+++ RECORDS FOR THE TASK +++

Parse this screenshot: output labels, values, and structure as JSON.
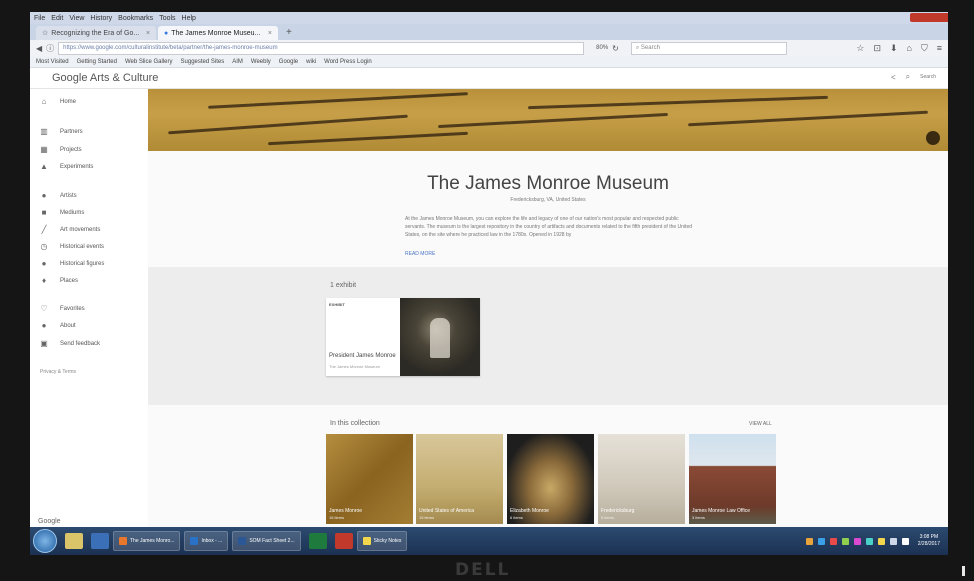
{
  "browser": {
    "menu": [
      "File",
      "Edit",
      "View",
      "History",
      "Bookmarks",
      "Tools",
      "Help"
    ],
    "tabs": [
      {
        "label": "Recognizing the Era of Go...",
        "active": false
      },
      {
        "label": "The James Monroe Museu...",
        "active": true
      }
    ],
    "url": "https://www.google.com/culturalinstitute/beta/partner/the-james-monroe-museum",
    "zoom": "80%",
    "search_placeholder": "Search",
    "bookmarks": [
      "Most Visited",
      "Getting Started",
      "Web Slice Gallery",
      "Suggested Sites",
      "AIM",
      "Weebly",
      "Google",
      "wiki",
      "Word Press Login"
    ]
  },
  "site": {
    "logo": "Google Arts & Culture",
    "search_label": "Search"
  },
  "sidebar": {
    "items": [
      {
        "label": "Home",
        "icon": "home-icon"
      },
      {
        "label": "Partners",
        "icon": "partners-icon"
      },
      {
        "label": "Projects",
        "icon": "projects-icon"
      },
      {
        "label": "Experiments",
        "icon": "experiments-icon"
      },
      {
        "label": "Artists",
        "icon": "person-icon"
      },
      {
        "label": "Mediums",
        "icon": "mediums-icon"
      },
      {
        "label": "Art movements",
        "icon": "brush-icon"
      },
      {
        "label": "Historical events",
        "icon": "clock-icon"
      },
      {
        "label": "Historical figures",
        "icon": "person-icon"
      },
      {
        "label": "Places",
        "icon": "pin-icon"
      },
      {
        "label": "Favorites",
        "icon": "heart-icon"
      },
      {
        "label": "About",
        "icon": "info-icon"
      },
      {
        "label": "Send feedback",
        "icon": "feedback-icon"
      }
    ],
    "privacy": "Privacy & Terms",
    "footer_logo": "Google"
  },
  "museum": {
    "title": "The James Monroe Museum",
    "location": "Fredericksburg, VA, United States",
    "description": "At the James Monroe Museum, you can explore the life and legacy of one of our nation's most popular and respected public servants. The museum is the largest repository in the country of artifacts and documents related to the fifth president of the United States, on the site where he practiced law in the 1780s. Opened in 1928 by",
    "read_more": "READ MORE"
  },
  "exhibits": {
    "heading": "1 exhibit",
    "card": {
      "badge": "EXHIBIT",
      "title": "President James Monroe",
      "subtitle": "The James Monroe Museum"
    }
  },
  "collection": {
    "heading": "In this collection",
    "view_all": "VIEW ALL",
    "items": [
      {
        "label": "James Monroe",
        "count": "16 items"
      },
      {
        "label": "United States of America",
        "count": "15 items"
      },
      {
        "label": "Elizabeth Monroe",
        "count": "6 items"
      },
      {
        "label": "Fredericksburg",
        "count": "5 items"
      },
      {
        "label": "James Monroe Law Office",
        "count": "3 items"
      }
    ]
  },
  "taskbar": {
    "tasks": [
      "The James Monro...",
      "Inbox - ...",
      "SOM Fact Sheet 2..."
    ],
    "sticky": "Sticky Notes",
    "time": "3:08 PM",
    "date": "2/28/2017"
  },
  "monitor": {
    "brand": "DELL"
  }
}
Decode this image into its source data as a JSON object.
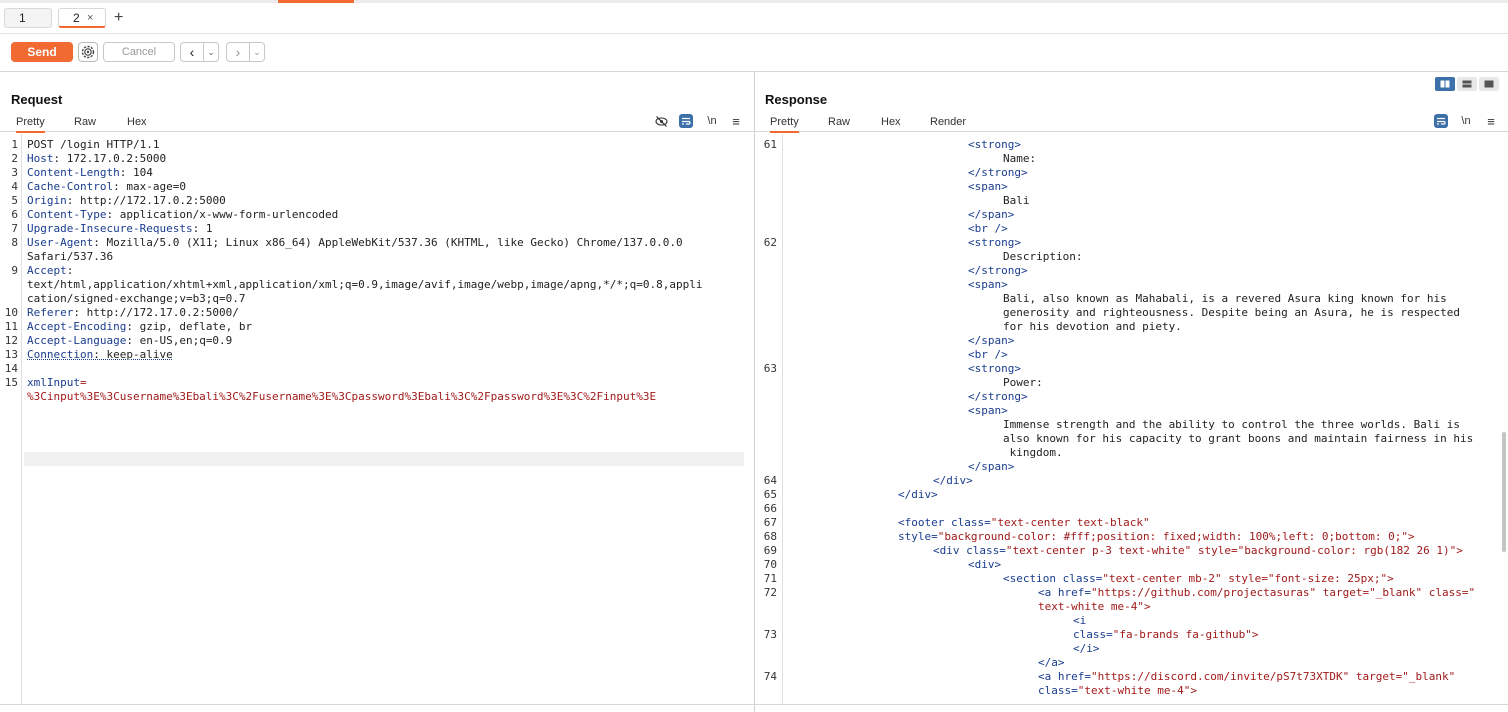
{
  "tabs": [
    {
      "label": "1"
    },
    {
      "label": "2",
      "close": "×"
    }
  ],
  "tab_add": "+",
  "toolbar": {
    "send_label": "Send",
    "cancel_label": "Cancel",
    "back_arrow": "‹",
    "fwd_arrow": "›",
    "dropdown": "⌄"
  },
  "request": {
    "title": "Request",
    "subtabs": [
      "Pretty",
      "Raw",
      "Hex"
    ],
    "ctrl_newline": "\\n",
    "ctrl_menu": "≡",
    "lines": [
      {
        "n": "1",
        "k": "",
        "v": "POST /login HTTP/1.1"
      },
      {
        "n": "2",
        "k": "Host",
        "v": ": 172.17.0.2:5000"
      },
      {
        "n": "3",
        "k": "Content-Length",
        "v": ": 104"
      },
      {
        "n": "4",
        "k": "Cache-Control",
        "v": ": max-age=0"
      },
      {
        "n": "5",
        "k": "Origin",
        "v": ": http://172.17.0.2:5000"
      },
      {
        "n": "6",
        "k": "Content-Type",
        "v": ": application/x-www-form-urlencoded"
      },
      {
        "n": "7",
        "k": "Upgrade-Insecure-Requests",
        "v": ": 1"
      },
      {
        "n": "8",
        "k": "User-Agent",
        "v": ": Mozilla/5.0 (X11; Linux x86_64) AppleWebKit/537.36 (KHTML, like Gecko) Chrome/137.0.0.0"
      },
      {
        "n": "",
        "k": "",
        "v": "Safari/537.36"
      },
      {
        "n": "9",
        "k": "Accept",
        "v": ":"
      },
      {
        "n": "",
        "k": "",
        "v": "text/html,application/xhtml+xml,application/xml;q=0.9,image/avif,image/webp,image/apng,*/*;q=0.8,appli"
      },
      {
        "n": "",
        "k": "",
        "v": "cation/signed-exchange;v=b3;q=0.7"
      },
      {
        "n": "10",
        "k": "Referer",
        "v": ": http://172.17.0.2:5000/"
      },
      {
        "n": "11",
        "k": "Accept-Encoding",
        "v": ": gzip, deflate, br"
      },
      {
        "n": "12",
        "k": "Accept-Language",
        "v": ": en-US,en;q=0.9"
      },
      {
        "n": "13",
        "k": "Connection",
        "v": ": keep-alive"
      },
      {
        "n": "14",
        "k": "",
        "v": ""
      },
      {
        "n": "15",
        "k": "xmlInput",
        "v": "="
      },
      {
        "n": "",
        "k": "",
        "v": "%3Cinput%3E%3Cusername%3Ebali%3C%2Fusername%3E%3Cpassword%3Ebali%3C%2Fpassword%3E%3C%2Finput%3E",
        "body": true
      }
    ]
  },
  "response": {
    "title": "Response",
    "subtabs": [
      "Pretty",
      "Raw",
      "Hex",
      "Render"
    ],
    "ctrl_newline": "\\n",
    "ctrl_menu": "≡",
    "lines": [
      {
        "n": "61",
        "i": 180,
        "t": "<strong>",
        "tag": true
      },
      {
        "n": "",
        "i": 215,
        "t": "Name:"
      },
      {
        "n": "",
        "i": 180,
        "t": "</strong>",
        "tag": true
      },
      {
        "n": "",
        "i": 180,
        "t": "<span>",
        "tag": true
      },
      {
        "n": "",
        "i": 215,
        "t": "Bali"
      },
      {
        "n": "",
        "i": 180,
        "t": "</span>",
        "tag": true
      },
      {
        "n": "",
        "i": 180,
        "t": "<br />",
        "tag": true
      },
      {
        "n": "62",
        "i": 180,
        "t": "<strong>",
        "tag": true
      },
      {
        "n": "",
        "i": 215,
        "t": "Description:"
      },
      {
        "n": "",
        "i": 180,
        "t": "</strong>",
        "tag": true
      },
      {
        "n": "",
        "i": 180,
        "t": "<span>",
        "tag": true
      },
      {
        "n": "",
        "i": 215,
        "t": "Bali, also known as Mahabali, is a revered Asura king known for his"
      },
      {
        "n": "",
        "i": 215,
        "t": "generosity and righteousness. Despite being an Asura, he is respected"
      },
      {
        "n": "",
        "i": 215,
        "t": "for his devotion and piety."
      },
      {
        "n": "",
        "i": 180,
        "t": "</span>",
        "tag": true
      },
      {
        "n": "",
        "i": 180,
        "t": "<br />",
        "tag": true
      },
      {
        "n": "63",
        "i": 180,
        "t": "<strong>",
        "tag": true
      },
      {
        "n": "",
        "i": 215,
        "t": "Power:"
      },
      {
        "n": "",
        "i": 180,
        "t": "</strong>",
        "tag": true
      },
      {
        "n": "",
        "i": 180,
        "t": "<span>",
        "tag": true
      },
      {
        "n": "",
        "i": 215,
        "t": "Immense strength and the ability to control the three worlds. Bali is"
      },
      {
        "n": "",
        "i": 215,
        "t": "also known for his capacity to grant boons and maintain fairness in his"
      },
      {
        "n": "",
        "i": 215,
        "t": " kingdom."
      },
      {
        "n": "",
        "i": 180,
        "t": "</span>",
        "tag": true
      },
      {
        "n": "64",
        "i": 145,
        "t": "</div>",
        "tag": true
      },
      {
        "n": "65",
        "i": 110,
        "t": "</div>",
        "tag": true
      },
      {
        "n": "66",
        "i": 0,
        "t": ""
      },
      {
        "n": "67",
        "i": 110,
        "t": "<footer ",
        "tag": true,
        "a": "class=",
        "av": "\"text-center text-black\""
      },
      {
        "n": "68",
        "i": 110,
        "t": "",
        "a": "style=",
        "av": "\"background-color: #fff;position: fixed;width: 100%;left: 0;bottom: 0;\">"
      },
      {
        "n": "69",
        "i": 145,
        "t": "<div ",
        "tag": true,
        "a": "class=",
        "av": "\"text-center p-3 text-white\" style=\"background-color: rgb(182 26 1)\">"
      },
      {
        "n": "70",
        "i": 180,
        "t": "<div>",
        "tag": true
      },
      {
        "n": "71",
        "i": 215,
        "t": "<section ",
        "tag": true,
        "a": "class=",
        "av": "\"text-center mb-2\" style=\"font-size: 25px;\">"
      },
      {
        "n": "72",
        "i": 250,
        "t": "<a ",
        "tag": true,
        "a": "href=",
        "av": "\"https://github.com/projectasuras\" target=\"_blank\" class=\""
      },
      {
        "n": "",
        "i": 250,
        "t": "",
        "a": "",
        "av": "text-white me-4\">"
      },
      {
        "n": "",
        "i": 285,
        "t": "<i",
        "tag": true
      },
      {
        "n": "73",
        "i": 285,
        "t": "",
        "a": "class=",
        "av": "\"fa-brands fa-github\">"
      },
      {
        "n": "",
        "i": 285,
        "t": "</i>",
        "tag": true
      },
      {
        "n": "",
        "i": 250,
        "t": "</a>",
        "tag": true
      },
      {
        "n": "74",
        "i": 250,
        "t": "<a ",
        "tag": true,
        "a": "href=",
        "av": "\"https://discord.com/invite/pS7t73XTDK\" target=\"_blank\""
      },
      {
        "n": "",
        "i": 250,
        "t": "",
        "a": "class=",
        "av": "\"text-white me-4\">"
      }
    ]
  }
}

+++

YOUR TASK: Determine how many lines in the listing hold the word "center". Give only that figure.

EXERCISE RESULT: 3